Returning Pointers From Functions

This is something that was not entirely obvious to me. My problem was that I wanted to return a character pointer to a string of characters in a safe and easy way. The following listing is a simple C++ program that will compile, but contains a couple semantic errors.

#include <iostream>
#include <string.h>
char const * func1();
char const * func2();
char const * func3();
int main(int argc, char** argv)
   std::cout << func1() << std::endl;
   std::cout << func2() << std::endl;
   std::cout << func3() << std::endl;
   return 0;
char const * func1() {
   char const * string = "Hello from function 1";
   return string;
char const * func2() {
   char * string = new char[256];
   strcpy(string,"Hello from function 2");
   return string;
char const * func3() {
   static char const * string = "Hello from function 3";
   return string;

On my system I got the following output:

Hello from function 1
Hello from function 2
Hello from function 3

With these results, a naive programmer could come to the conclusion that all three function are essentially the same. This assumption is entirely wrong; each function stores its memory in a drastically different way with varying consequences. Even worse, this program will not always produce the same results in each execution or on different systems. Let's investigate each function more in detail.

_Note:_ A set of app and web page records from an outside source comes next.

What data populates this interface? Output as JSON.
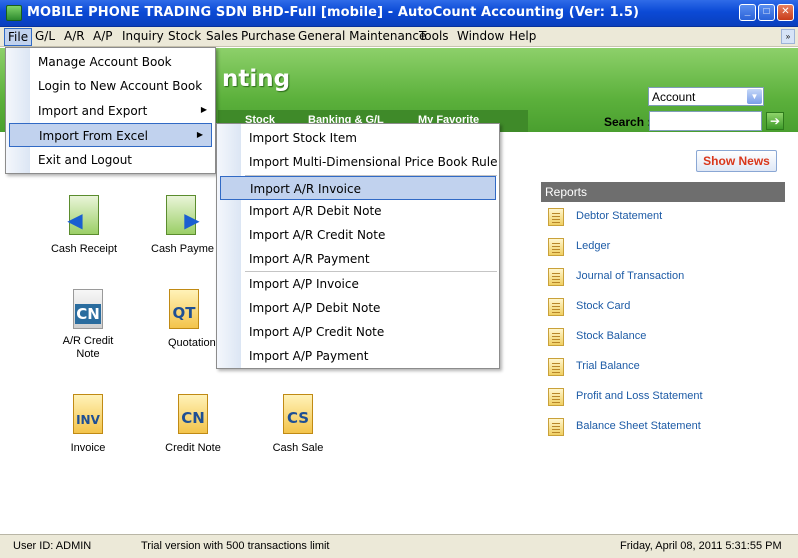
{
  "window": {
    "title": "MOBILE PHONE TRADING SDN  BHD-Full [mobile] - AutoCount Accounting (Ver: 1.5)",
    "minimize": "_",
    "maximize": "□",
    "close": "✕"
  },
  "menubar": {
    "items": [
      "File",
      "G/L",
      "A/R",
      "A/P",
      "Inquiry",
      "Stock",
      "Sales",
      "Purchase",
      "General Maintenance",
      "Tools",
      "Window",
      "Help"
    ],
    "collapse": "»"
  },
  "header": {
    "brand": "nting",
    "tabs": [
      "Stock",
      "Banking & G/L",
      "My Favorite"
    ],
    "account_select": "Account",
    "search_label": "Search :",
    "search_value": "",
    "go_symbol": "➔"
  },
  "file_menu": [
    {
      "label": "Manage Account Book",
      "submenu": false
    },
    {
      "label": "Login to New Account Book",
      "submenu": false
    },
    {
      "label": "Import and Export",
      "submenu": true
    },
    {
      "label": "Import From Excel",
      "submenu": true
    },
    {
      "label": "Exit and Logout",
      "submenu": false
    }
  ],
  "submenu_arrow": "▶",
  "import_menu": [
    "Import Stock Item",
    "Import Multi-Dimensional Price Book Rule",
    "Import A/R Invoice",
    "Import A/R Debit Note",
    "Import A/R Credit Note",
    "Import A/R Payment",
    "Import A/P Invoice",
    "Import A/P Debit Note",
    "Import A/P Credit Note",
    "Import A/P Payment"
  ],
  "tiles": {
    "cash_receipt": "Cash Receipt",
    "cash_payment": "Cash Payme",
    "ar_credit_note_1": "A/R Credit",
    "ar_credit_note_2": "Note",
    "quotation": "Quotation",
    "invoice": "Invoice",
    "credit_note": "Credit Note",
    "cash_sale": "Cash Sale",
    "codes": {
      "cn": "CN",
      "qt": "QT",
      "inv": "INV",
      "cs": "CS"
    }
  },
  "show_news": "Show News",
  "reports": {
    "title": "Reports",
    "items": [
      "Debtor Statement",
      "Ledger",
      "Journal of Transaction",
      "Stock Card",
      "Stock Balance",
      "Trial Balance",
      "Profit and Loss Statement",
      "Balance Sheet Statement"
    ]
  },
  "status": {
    "user": "User ID: ADMIN",
    "trial": "Trial version with 500 transactions limit",
    "datetime": "Friday, April 08, 2011   5:31:55 PM"
  }
}
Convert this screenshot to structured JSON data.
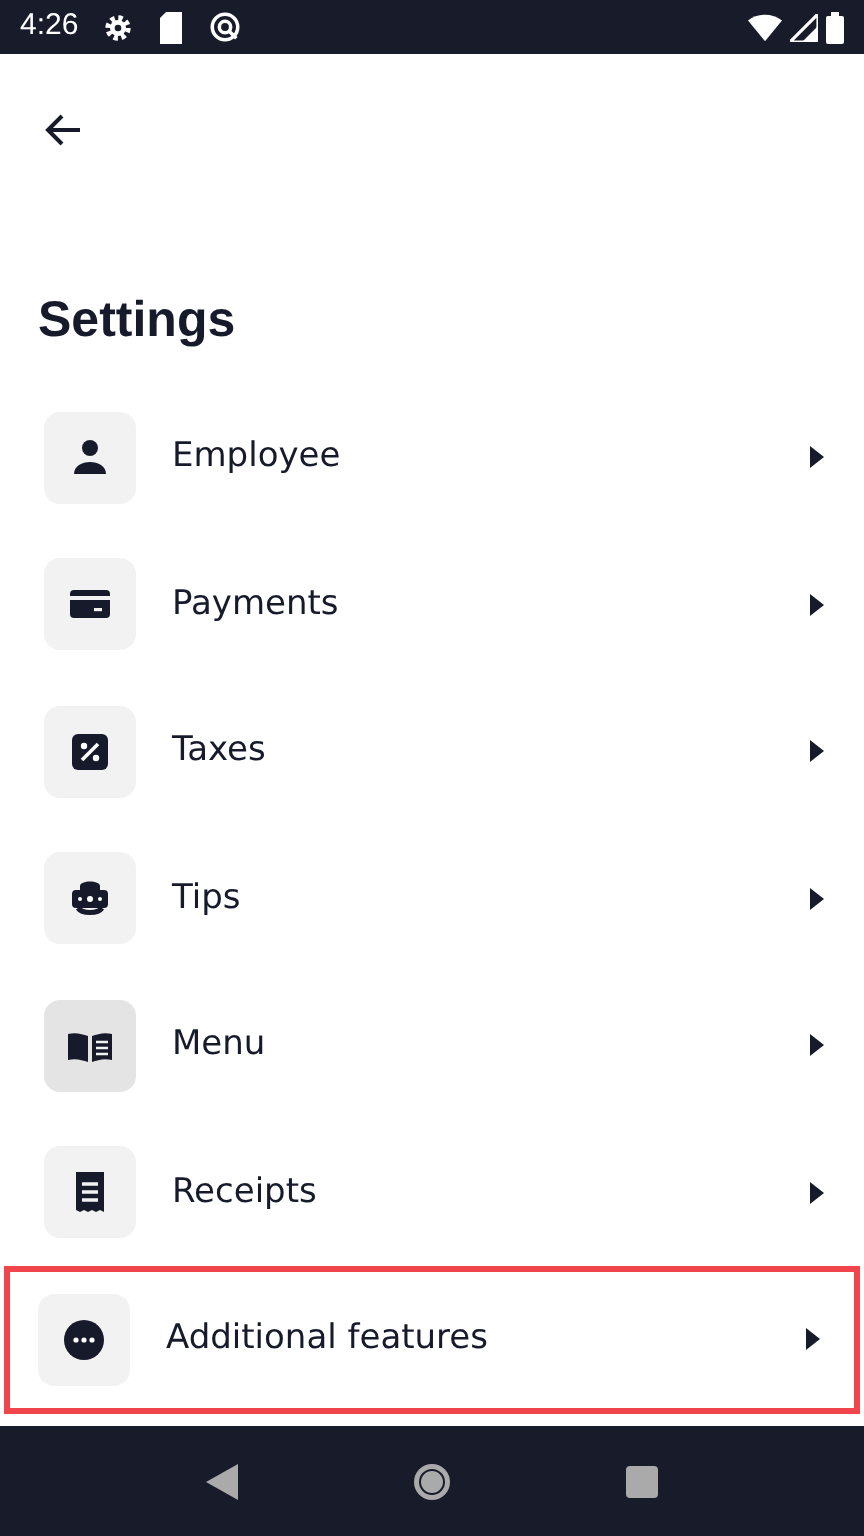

In func1 we create a constant character pointer to the string "Hello from function 1" on the local stack. Stack memory is deallocated once the variable goes out of scope. The pointer that is returned points to invalid memory. But then why does it still print "Hello from function 1"? This is because while the memory was deallocated it has not been deleted or used somewhere else. The scary part is that this memory could be reallocated by any process on the system. This is bad, never ever return a pointer to local data.

In func2 we allocate memory for a string with a buffer of 256. This points to memory in the global heap, not the local stack. So when the variable goes out of scope it does not get deleted. This returns the pointer to the character string "Hello from function 2." The problem here is not in func2, but in main. The allocated memory is never deallocated from the heap which results in a memory leak. Unlike func1, func2 is completely valid code, but a developer using func2 needs to remember to delete the returned character pointer with the function delete.

char const * str = func2();
// do stuff with str
delete str;

This can be a pain and, in my opinion, not acceptable in all situations. Especially when returning a pointer to a simple data type.

The last function, func3, is something that I came across while searching for a better solution. This is a little bit of a hack, but useful nonetheless. In this case we have created a static constant character pointer. It is a local variable, but does not get destroyed when we leave the scope of func3. Now, since the pointer points to valid memory owned by the program, we can use that pointer to print the desired results. Observe that func3 returns a pointer to a constant character. That way main can not modify this character string. This works well, but you probably are going to want to copy that data as soon as possible because the data will be replaced the next time the function is called.

Note that func3 is not going to be thread safe. Thread 1 calls func3 and makes the modifications to the variable string. Then before it is returned, thread 2 calls func3 and changes the static character pointer. Then the pointer is returned to thread 2. The pointer is returned to thread 1. Now thread 1 has a pointer to memory that thread 2 generated and what thread 1 generated is lost.

The last two functions work, but can cause unexpected results if not used properly. What I would really like is a way that I could safely return a pointer to a string and not have to worry about the returned data being misused. With a little extra overhead we can use the standard C++ library provided auto_ptr. This is a smart pointer that assumes responsibility of a pointer. It will do all the allocation and deallocation for you.

#include <memory>
#include <string.h>
std::auto_ptr<char> func4() {
   char * string = new char[256];
   strcpy(string, "Hello from function 4");   
   return std::auto_ptr<char>(string);

We can then call the function as follows and rest assured that the program will not cause any memory leaks or point to invalid data.

std::cout << func4().get() << std::endl;

Pointers are tricky. When used correctly, they can be very powerful. But, when used incorrectly, can cause some pretty nasty bugs. As a last note, if all you really want is to return a string, it may be best to avoid pointers altogether and just return an std::string.